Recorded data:
━━━━━━
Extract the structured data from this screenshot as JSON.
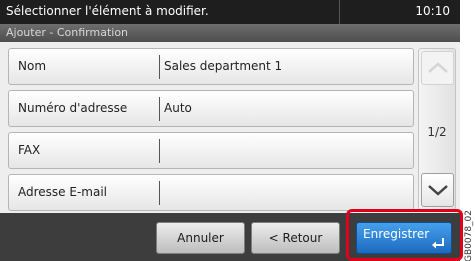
{
  "header": {
    "message": "Sélectionner l'élément à modifier.",
    "time": "10:10",
    "subtitle": "Ajouter - Confirmation"
  },
  "fields": [
    {
      "label": "Nom",
      "value": "Sales department 1"
    },
    {
      "label": "Numéro d'adresse",
      "value": "Auto"
    },
    {
      "label": "FAX",
      "value": ""
    },
    {
      "label": "Adresse E-mail",
      "value": ""
    }
  ],
  "scroll": {
    "page_indicator": "1/2",
    "up_icon": "chevron-up-icon",
    "down_icon": "chevron-down-icon"
  },
  "footer": {
    "cancel_label": "Annuler",
    "back_label": "< Retour",
    "save_label": "Enregistrer",
    "save_icon": "enter-icon"
  },
  "colors": {
    "save_button": "#1c6ac0",
    "highlight_frame": "#e0001b",
    "header_bar": "#1e1e1e"
  },
  "side_code": "GB0078_02"
}
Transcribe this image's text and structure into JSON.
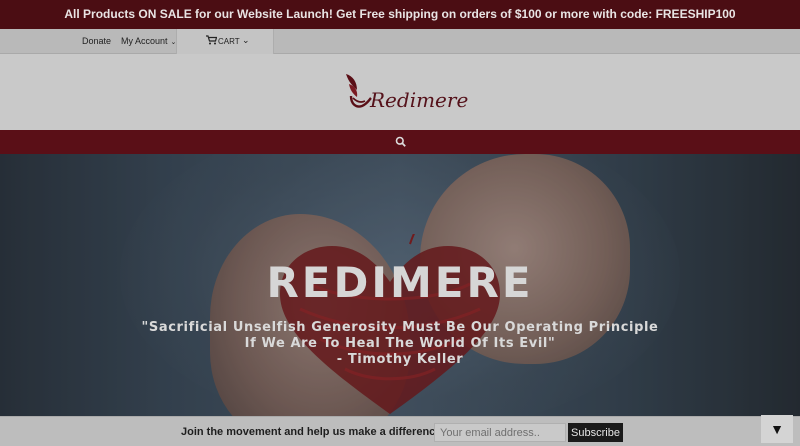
{
  "announcement": "All Products ON SALE for our Website Launch! Get Free shipping on orders of $100 or more with code: FREESHIP100",
  "topbar": {
    "donate_label": "Donate",
    "account_label": "My Account",
    "cart_label": "CART"
  },
  "brand": {
    "logo_text": "Redimere"
  },
  "hero": {
    "title": "REDIMERE",
    "quote_line1": "\"Sacrificial Unselfish Generosity Must Be Our Operating Principle",
    "quote_line2": "If We Are To Heal The World Of Its Evil\"",
    "quote_line3": "- Timothy Keller"
  },
  "newsletter": {
    "cta_text": "Join the movement and help us make a difference",
    "email_placeholder": "Your email address..",
    "subscribe_label": "Subscribe",
    "toggle_glyph": "▼"
  },
  "colors": {
    "brand_dark_red": "#4b0d13",
    "nav_red": "#5a0f17",
    "logo_red": "#55121b"
  },
  "icons": [
    "chevron-down-icon",
    "cart-icon",
    "search-icon",
    "logo-mark-icon"
  ]
}
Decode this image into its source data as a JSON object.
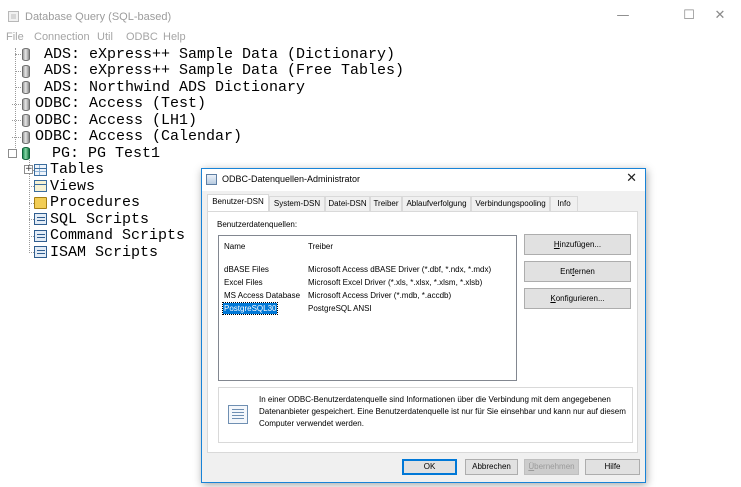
{
  "window": {
    "title": "Database Query (SQL-based)",
    "controls": {
      "minimize": "—",
      "maximize": "☐",
      "close": "✕"
    }
  },
  "menu": [
    "File",
    "Connection",
    "Util",
    "ODBC",
    "Help"
  ],
  "tree": {
    "connections": [
      "ADS: eXpress++ Sample Data (Dictionary)",
      "ADS: eXpress++ Sample Data (Free Tables)",
      "ADS: Northwind ADS Dictionary",
      "ODBC: Access (Test)",
      "ODBC: Access (LH1)",
      "ODBC: Access (Calendar)",
      "PG: PG Test1"
    ],
    "children": [
      "Tables",
      "Views",
      "Procedures",
      "SQL Scripts",
      "Command Scripts",
      "ISAM Scripts"
    ],
    "expander_symbol": "+"
  },
  "dialog": {
    "title": "ODBC-Datenquellen-Administrator",
    "close": "✕",
    "tabs": [
      "Benutzer-DSN",
      "System-DSN",
      "Datei-DSN",
      "Treiber",
      "Ablaufverfolgung",
      "Verbindungspooling",
      "Info"
    ],
    "active_tab": "Benutzer-DSN",
    "section_label": "Benutzerdatenquellen:",
    "columns": {
      "name": "Name",
      "driver": "Treiber"
    },
    "rows": [
      {
        "name": "dBASE Files",
        "driver": "Microsoft Access dBASE Driver (*.dbf, *.ndx, *.mdx)"
      },
      {
        "name": "Excel Files",
        "driver": "Microsoft Excel Driver (*.xls, *.xlsx, *.xlsm, *.xlsb)"
      },
      {
        "name": "MS Access Database",
        "driver": "Microsoft Access Driver (*.mdb, *.accdb)"
      },
      {
        "name": "PostgreSQL30",
        "driver": "PostgreSQL ANSI"
      }
    ],
    "selected_row": "PostgreSQL30",
    "side_buttons": {
      "add": {
        "pre": "",
        "key": "H",
        "post": "inzufügen..."
      },
      "remove": {
        "pre": "Ent",
        "key": "f",
        "post": "ernen"
      },
      "configure": {
        "pre": "",
        "key": "K",
        "post": "onfigurieren..."
      }
    },
    "info_text": "In einer ODBC-Benutzerdatenquelle sind Informationen über die Verbindung mit dem angegebenen Datenanbieter gespeichert. Eine Benutzerdatenquelle ist nur für Sie einsehbar und kann nur auf diesem Computer verwendet werden.",
    "bottom_buttons": {
      "ok": "OK",
      "cancel": "Abbrechen",
      "apply": {
        "pre": "",
        "key": "Ü",
        "post": "bernehmen"
      },
      "help": "Hilfe"
    }
  },
  "colors": {
    "selection": "#0078d7",
    "dialog_border": "#1883d7",
    "pg_icon": "#1f8f55"
  },
  "icons": {
    "connection": "database-cylinder-icon",
    "tables": "table-icon",
    "views": "view-icon",
    "procedures": "folder-icon",
    "scripts": "script-icon",
    "info": "data-source-info-icon"
  }
}
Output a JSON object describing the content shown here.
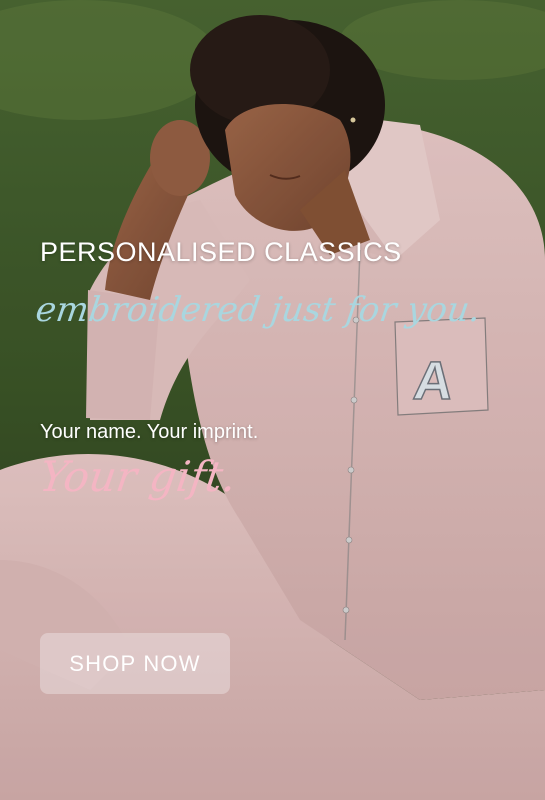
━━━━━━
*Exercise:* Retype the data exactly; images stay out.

*Your response:*
Extract the structured data from this screenshot as JSON.
{
  "header": {
    "message": "Sélectionner l'élément à modifier.",
    "time": "10:10",
    "subtitle": "Ajouter - Confirmation"
  },
  "fields": [
    {
      "label": "Nom",
      "value": "Sales department 1"
    },
    {
      "label": "Numéro d'adresse",
      "value": "Auto"
    },
    {
      "label": "FAX",
      "value": ""
    },
    {
      "label": "Adresse E-mail",
      "value": ""
    }
  ],
  "scroll": {
    "page_indicator": "1/2",
    "up_icon": "chevron-up-icon",
    "down_icon": "chevron-down-icon"
  },
  "footer": {
    "cancel_label": "Annuler",
    "back_label": "< Retour",
    "save_label": "Enregistrer",
    "save_icon": "enter-icon"
  },
  "colors": {
    "save_button": "#1c6ac0",
    "highlight_frame": "#e0001b",
    "header_bar": "#1e1e1e"
  },
  "side_code": "GB0078_02"
}
Transcribe this image's text and structure into JSON.
{
  "announcement": "All Products ON SALE for our Website Launch! Get Free shipping on orders of $100 or more with code: FREESHIP100",
  "topbar": {
    "donate_label": "Donate",
    "account_label": "My Account",
    "cart_label": "CART"
  },
  "brand": {
    "logo_text": "Redimere"
  },
  "hero": {
    "title": "REDIMERE",
    "quote_line1": "\"Sacrificial Unselfish Generosity Must Be Our Operating Principle",
    "quote_line2": "If We Are To Heal The World Of Its Evil\"",
    "quote_line3": "- Timothy Keller"
  },
  "newsletter": {
    "cta_text": "Join the movement and help us make a difference",
    "email_placeholder": "Your email address..",
    "subscribe_label": "Subscribe",
    "toggle_glyph": "▼"
  },
  "colors": {
    "brand_dark_red": "#4b0d13",
    "nav_red": "#5a0f17",
    "logo_red": "#55121b"
  },
  "icons": [
    "chevron-down-icon",
    "cart-icon",
    "search-icon",
    "logo-mark-icon"
  ]
}
Decode this image into its source data as a JSON object.
{
  "window": {
    "title": "Database Query (SQL-based)",
    "controls": {
      "minimize": "—",
      "maximize": "☐",
      "close": "✕"
    }
  },
  "menu": [
    "File",
    "Connection",
    "Util",
    "ODBC",
    "Help"
  ],
  "tree": {
    "connections": [
      "ADS: eXpress++ Sample Data (Dictionary)",
      "ADS: eXpress++ Sample Data (Free Tables)",
      "ADS: Northwind ADS Dictionary",
      "ODBC: Access (Test)",
      "ODBC: Access (LH1)",
      "ODBC: Access (Calendar)",
      "PG: PG Test1"
    ],
    "children": [
      "Tables",
      "Views",
      "Procedures",
      "SQL Scripts",
      "Command Scripts",
      "ISAM Scripts"
    ],
    "expander_symbol": "+"
  },
  "dialog": {
    "title": "ODBC-Datenquellen-Administrator",
    "close": "✕",
    "tabs": [
      "Benutzer-DSN",
      "System-DSN",
      "Datei-DSN",
      "Treiber",
      "Ablaufverfolgung",
      "Verbindungspooling",
      "Info"
    ],
    "active_tab": "Benutzer-DSN",
    "section_label": "Benutzerdatenquellen:",
    "columns": {
      "name": "Name",
      "driver": "Treiber"
    },
    "rows": [
      {
        "name": "dBASE Files",
        "driver": "Microsoft Access dBASE Driver (*.dbf, *.ndx, *.mdx)"
      },
      {
        "name": "Excel Files",
        "driver": "Microsoft Excel Driver (*.xls, *.xlsx, *.xlsm, *.xlsb)"
      },
      {
        "name": "MS Access Database",
        "driver": "Microsoft Access Driver (*.mdb, *.accdb)"
      },
      {
        "name": "PostgreSQL30",
        "driver": "PostgreSQL ANSI"
      }
    ],
    "selected_row": "PostgreSQL30",
    "side_buttons": {
      "add": {
        "pre": "",
        "key": "H",
        "post": "inzufügen..."
      },
      "remove": {
        "pre": "Ent",
        "key": "f",
        "post": "ernen"
      },
      "configure": {
        "pre": "",
        "key": "K",
        "post": "onfigurieren..."
      }
    },
    "info_text": "In einer ODBC-Benutzerdatenquelle sind Informationen über die Verbindung mit dem angegebenen Datenanbieter gespeichert. Eine Benutzerdatenquelle ist nur für Sie einsehbar und kann nur auf diesem Computer verwendet werden.",
    "bottom_buttons": {
      "ok": "OK",
      "cancel": "Abbrechen",
      "apply": {
        "pre": "",
        "key": "Ü",
        "post": "bernehmen"
      },
      "help": "Hilfe"
    }
  },
  "colors": {
    "selection": "#0078d7",
    "dialog_border": "#1883d7",
    "pg_icon": "#1f8f55"
  },
  "icons": {
    "connection": "database-cylinder-icon",
    "tables": "table-icon",
    "views": "view-icon",
    "procedures": "folder-icon",
    "scripts": "script-icon",
    "info": "data-source-info-icon"
  }
}
Output a JSON object describing the content shown here.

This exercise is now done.